Why Did My Plant Die?

by Ben Bowen

Why are my plants dying?

You did your research (or paid a designer to). You went to the nursery (or paid your landscaper to). You carefully chose a location for your new plant, dug a hole, and planted it (or...you get the picture). Then you watered the plant and waited for it to grow. 

It's totally understandable that you are invested in your plant. You have literally invested in it, and really want it to thrive for years to come.

Now, less than a year later, it is dead or dying. What happened? I have 3 good answers for you:

mountain laurel
  1. The honest answer. No one knows. Plants can't talk and plant doctors are expensive. 
  2. The likely answer. Your plant just happened to be subjected to the hottest and driest summer on record. Don't waste your time looking for complicated explanations (disease, planted too high, planted too low, bad soil, herbicide overspray, lack of micorryzal fungi). It was very hot and very dry. New plants die in higher numbers when that's the case, especially here in the PNW.
  3. The possible answer. It was the wrong plant in the wrong place. If you planted a shade loving hosta in full sun, it is now dead. If you planted a manzanita that needed good drainage directly on hard clay, it died. These are easy mistakes to make.

What should you do now? If we planted your plant, then let us know. It's probably under warranty. We normally expect to lose 2%-3% of the material we plant. This summer we saw losses closer to 6%. Some projects saw even higher numbers. (Why? See #1 above.)

Did you lose a mature tree? Then you need a great tree service and a Portland area stump grinder as well.

Don't give up. Go to a great Portland-area nursery and get a new plant.

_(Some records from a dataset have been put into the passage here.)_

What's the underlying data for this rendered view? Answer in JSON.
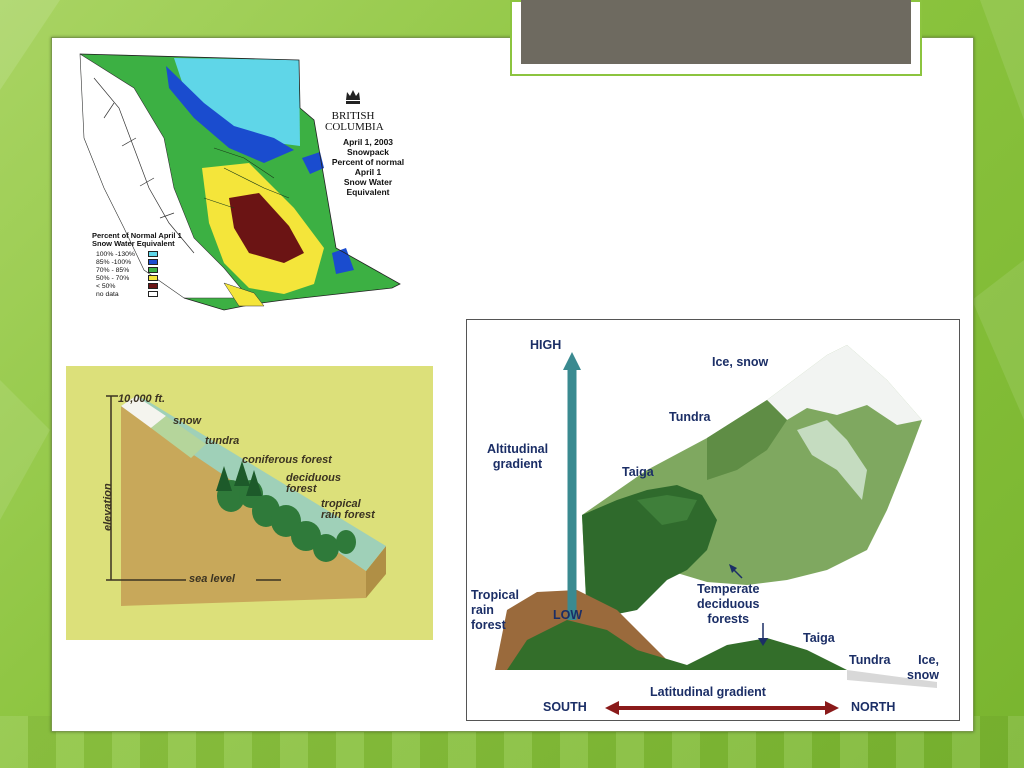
{
  "map": {
    "logo_top": "BRITISH",
    "logo_bottom": "COLUMBIA",
    "title": "April 1, 2003\nSnowpack\nPercent of normal April 1\nSnow Water Equivalent",
    "legend_title": "Percent of Normal April 1 Snow Water Equivalent",
    "legend": [
      {
        "label": "100% -130%",
        "color": "#5fd6e8"
      },
      {
        "label": "85% -100%",
        "color": "#1a4ccf"
      },
      {
        "label": "70% - 85%",
        "color": "#3cb043"
      },
      {
        "label": "50% - 70%",
        "color": "#f4e53a"
      },
      {
        "label": "< 50%",
        "color": "#6b1414"
      },
      {
        "label": "no data",
        "color": "#ffffff"
      }
    ]
  },
  "elevation": {
    "top": "10,000 ft.",
    "axis": "elevation",
    "bottom": "sea level",
    "zones": [
      "snow",
      "tundra",
      "coniferous forest",
      "deciduous\nforest",
      "tropical\nrain forest"
    ]
  },
  "gradient": {
    "high": "HIGH",
    "low": "LOW",
    "altitudinal": "Altitudinal\ngradient",
    "ice_snow_top": "Ice, snow",
    "tundra_top": "Tundra",
    "taiga_top": "Taiga",
    "tropical": "Tropical\nrain\nforest",
    "temperate": "Temperate\ndeciduous\nforests",
    "taiga_bottom": "Taiga",
    "tundra_bottom": "Tundra",
    "ice_snow_bottom": "Ice,\nsnow",
    "latitudinal": "Latitudinal gradient",
    "south": "SOUTH",
    "north": "NORTH"
  }
}
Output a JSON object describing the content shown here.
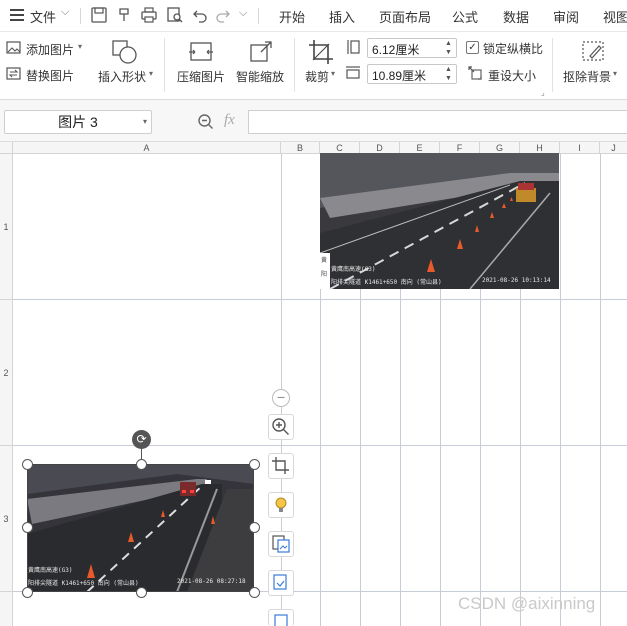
{
  "menubar": {
    "file_label": "文件",
    "tabs": [
      "开始",
      "插入",
      "页面布局",
      "公式",
      "数据",
      "审阅",
      "视图"
    ]
  },
  "ribbon": {
    "add_picture": "添加图片",
    "replace_picture": "替换图片",
    "insert_shape": "插入形状",
    "compress_picture": "压缩图片",
    "smart_zoom": "智能缩放",
    "crop": "裁剪",
    "height_value": "6.12厘米",
    "width_value": "10.89厘米",
    "lock_aspect": "锁定纵横比",
    "reset_size": "重设大小",
    "remove_background": "抠除背景",
    "lock_aspect_checked": true
  },
  "formula_bar": {
    "name_box": "图片 3",
    "fx_label": "fx"
  },
  "sheet": {
    "columns": [
      "A",
      "B",
      "C",
      "D",
      "E",
      "F",
      "G",
      "H",
      "I",
      "J"
    ],
    "rows": [
      "1",
      "2",
      "3"
    ]
  },
  "image_top": {
    "caption_line1": "黄鹰南高速(G3)",
    "caption_line2": "阳排尖隧道 K1461+650 南向 (常山县)",
    "timestamp": "2021-08-26 10:13:14",
    "side_text_1": "黄",
    "side_text_2": "阳"
  },
  "image_bottom": {
    "caption_line1": "黄鹰南高速(G3)",
    "caption_line2": "阳排尖隧道 K1461+650 南向 (常山县)",
    "timestamp": "2021-08-26 08:27:18"
  },
  "watermark": "CSDN @aixinning",
  "colors": {
    "grid_line": "#c7ccd9",
    "accent": "#333333"
  }
}
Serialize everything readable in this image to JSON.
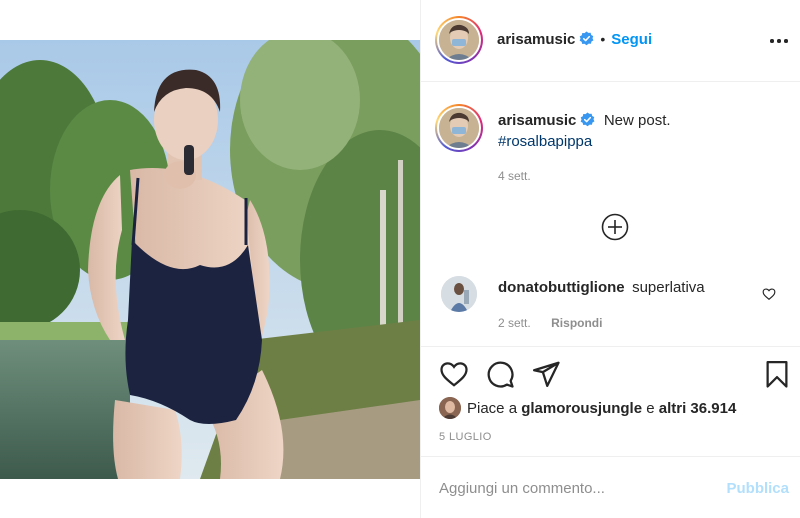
{
  "post": {
    "author": "arisamusic",
    "follow_label": "Segui",
    "separator": "•"
  },
  "caption": {
    "author": "arisamusic",
    "text": "New post.",
    "hashtag": "#rosalbapippa",
    "time": "4 sett."
  },
  "comments": [
    {
      "author": "donatobuttiglione",
      "text": "superlativa",
      "time": "2 sett.",
      "reply_label": "Rispondi"
    }
  ],
  "likes": {
    "prefix": "Piace a",
    "user": "glamorousjungle",
    "conjunction": "e",
    "others": "altri 36.914"
  },
  "date": "5 LUGLIO",
  "comment_input": {
    "placeholder": "Aggiungi un commento...",
    "submit_label": "Pubblica"
  },
  "icons": {
    "verified": "verified-badge-icon",
    "more": "more-options-icon",
    "load_more": "plus-circle-icon",
    "like": "heart-icon",
    "comment": "comment-bubble-icon",
    "share": "paper-plane-icon",
    "save": "bookmark-icon"
  },
  "colors": {
    "accent": "#0095f6",
    "hashtag": "#00376b",
    "muted": "#8e8e8e",
    "publish_disabled": "#b2dffc",
    "text": "#262626"
  }
}
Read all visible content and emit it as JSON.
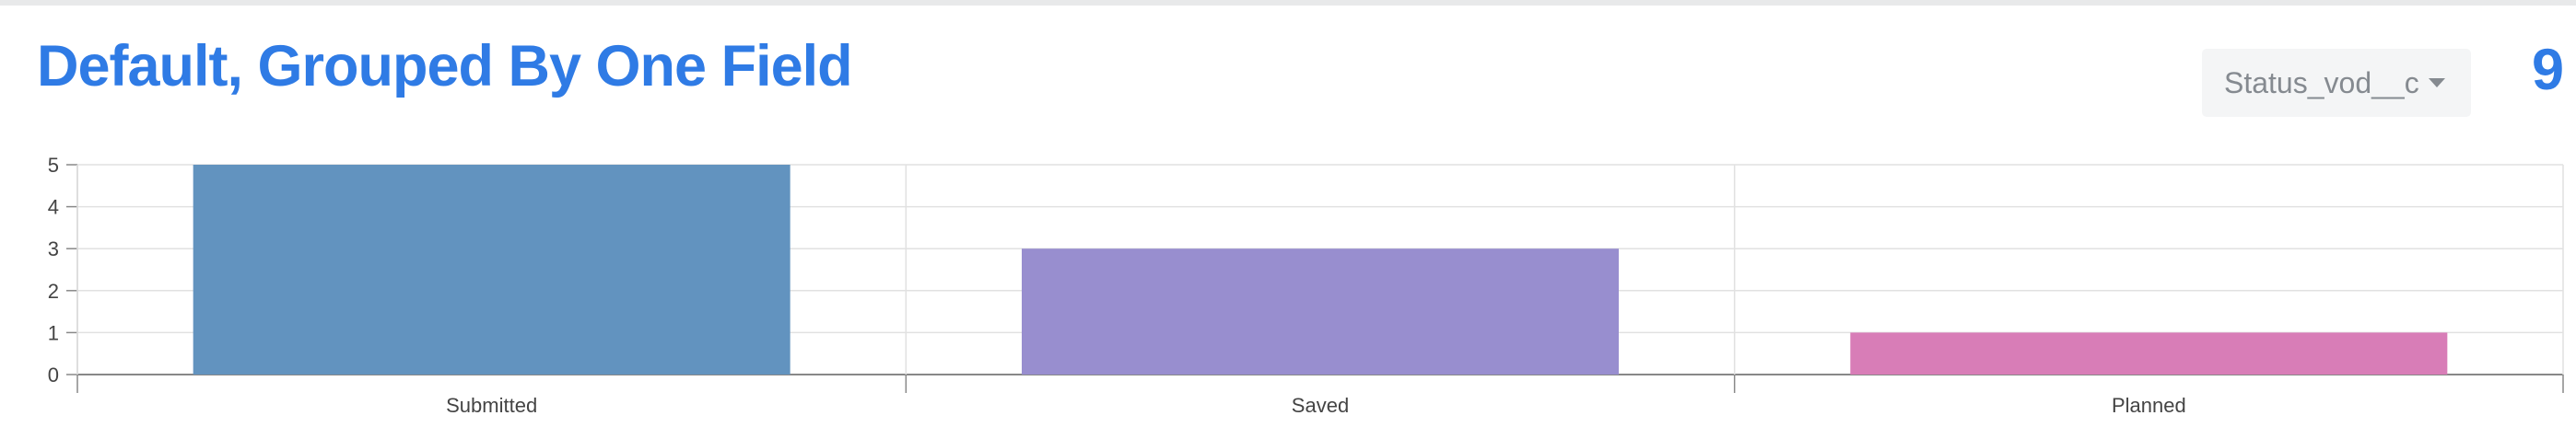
{
  "header": {
    "title": "Default, Grouped By One Field",
    "group_field": "Status_vod__c",
    "total": "9"
  },
  "colors": {
    "accent": "#2f7be5",
    "bar_submitted": "#6293bf",
    "bar_saved": "#988ecf",
    "bar_planned": "#d87db7"
  },
  "chart_data": {
    "type": "bar",
    "categories": [
      "Submitted",
      "Saved",
      "Planned"
    ],
    "values": [
      5,
      3,
      1
    ],
    "bar_colors": [
      "#6293bf",
      "#988ecf",
      "#d87db7"
    ],
    "ylim": [
      0,
      5
    ],
    "yticks": [
      "0",
      "1",
      "2",
      "3",
      "4",
      "5"
    ],
    "grid": true,
    "legend": "none",
    "title": "",
    "xlabel": "",
    "ylabel": ""
  }
}
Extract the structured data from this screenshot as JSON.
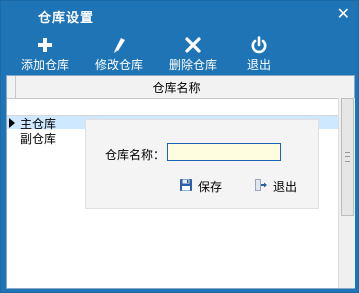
{
  "window": {
    "title": "仓库设置",
    "close_glyph": "✕"
  },
  "toolbar": {
    "add_label": "添加仓库",
    "edit_label": "修改仓库",
    "delete_label": "删除仓库",
    "exit_label": "退出"
  },
  "grid": {
    "column_header": "仓库名称",
    "rows": [
      {
        "name": "主仓库",
        "selected": true
      },
      {
        "name": "副仓库",
        "selected": false
      }
    ]
  },
  "dialog": {
    "field_label": "仓库名称：",
    "field_value": "",
    "save_label": "保存",
    "exit_label": "退出"
  },
  "colors": {
    "title_bar": "#1e74b5",
    "selected_row": "#cde8ff",
    "input_bg": "#fffde0"
  }
}
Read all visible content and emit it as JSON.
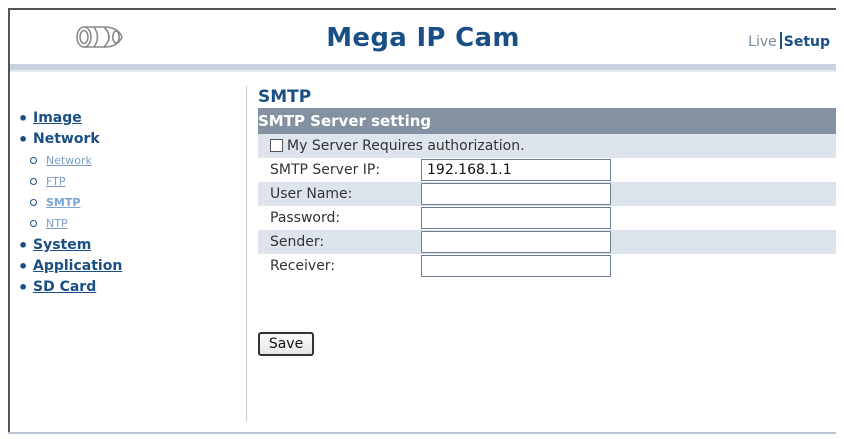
{
  "header": {
    "title": "Mega IP Cam",
    "nav_live": "Live",
    "nav_setup": "Setup",
    "logo_icon": "camera-lens-icon"
  },
  "sidebar": {
    "items": [
      {
        "label": "Image"
      },
      {
        "label": "Network",
        "children": [
          {
            "label": "Network"
          },
          {
            "label": "FTP"
          },
          {
            "label": "SMTP",
            "active": true
          },
          {
            "label": "NTP"
          }
        ]
      },
      {
        "label": "System"
      },
      {
        "label": "Application"
      },
      {
        "label": "SD Card"
      }
    ]
  },
  "main": {
    "page_title": "SMTP",
    "section_title": "SMTP Server setting",
    "auth_label": "My Server Requires authorization.",
    "auth_checked": false,
    "fields": [
      {
        "label": "SMTP Server IP:",
        "value": "192.168.1.1"
      },
      {
        "label": "User Name:",
        "value": ""
      },
      {
        "label": "Password:",
        "value": ""
      },
      {
        "label": "Sender:",
        "value": ""
      },
      {
        "label": "Receiver:",
        "value": ""
      }
    ],
    "save_label": "Save"
  },
  "colors": {
    "brand": "#1a4f86",
    "section_bar": "#8391a1",
    "row_shade": "#dde4ec",
    "sub_link": "#7a9dc4"
  }
}
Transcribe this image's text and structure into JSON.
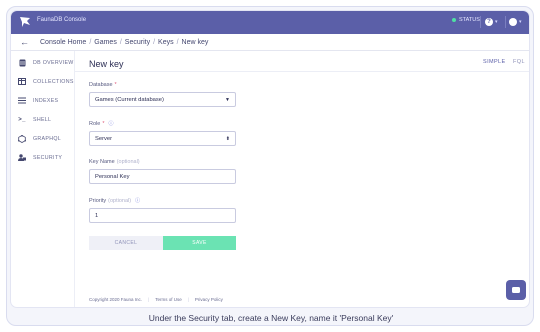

Fall is a great time to plant, giving your new friends lots of time to prepare for next summer. Let's all hope it's a little less hot and dry than this summer was!